◆ DATASET EXTRACT ◆
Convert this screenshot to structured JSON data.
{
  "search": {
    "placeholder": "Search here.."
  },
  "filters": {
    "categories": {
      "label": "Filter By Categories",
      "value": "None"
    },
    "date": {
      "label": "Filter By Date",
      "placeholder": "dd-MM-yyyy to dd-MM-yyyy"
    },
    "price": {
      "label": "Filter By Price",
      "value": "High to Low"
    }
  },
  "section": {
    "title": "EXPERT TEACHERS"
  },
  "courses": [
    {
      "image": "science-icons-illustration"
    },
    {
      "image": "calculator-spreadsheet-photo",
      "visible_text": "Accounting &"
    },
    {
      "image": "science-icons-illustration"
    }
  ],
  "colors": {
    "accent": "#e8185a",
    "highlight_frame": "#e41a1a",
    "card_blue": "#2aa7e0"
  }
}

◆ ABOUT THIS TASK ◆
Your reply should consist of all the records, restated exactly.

◆ RESULT OF THE TASK ◆
Convert this screenshot to structured JSON data.
{
  "search": {
    "placeholder": "Search here.."
  },
  "filters": {
    "categories": {
      "label": "Filter By Categories",
      "value": "None"
    },
    "date": {
      "label": "Filter By Date",
      "placeholder": "dd-MM-yyyy to dd-MM-yyyy"
    },
    "price": {
      "label": "Filter By Price",
      "value": "High to Low"
    }
  },
  "section": {
    "title": "EXPERT TEACHERS"
  },
  "courses": [
    {
      "image": "science-icons-illustration"
    },
    {
      "image": "calculator-spreadsheet-photo",
      "visible_text": "Accounting &"
    },
    {
      "image": "science-icons-illustration"
    }
  ],
  "colors": {
    "accent": "#e8185a",
    "highlight_frame": "#e41a1a",
    "card_blue": "#2aa7e0"
  }
}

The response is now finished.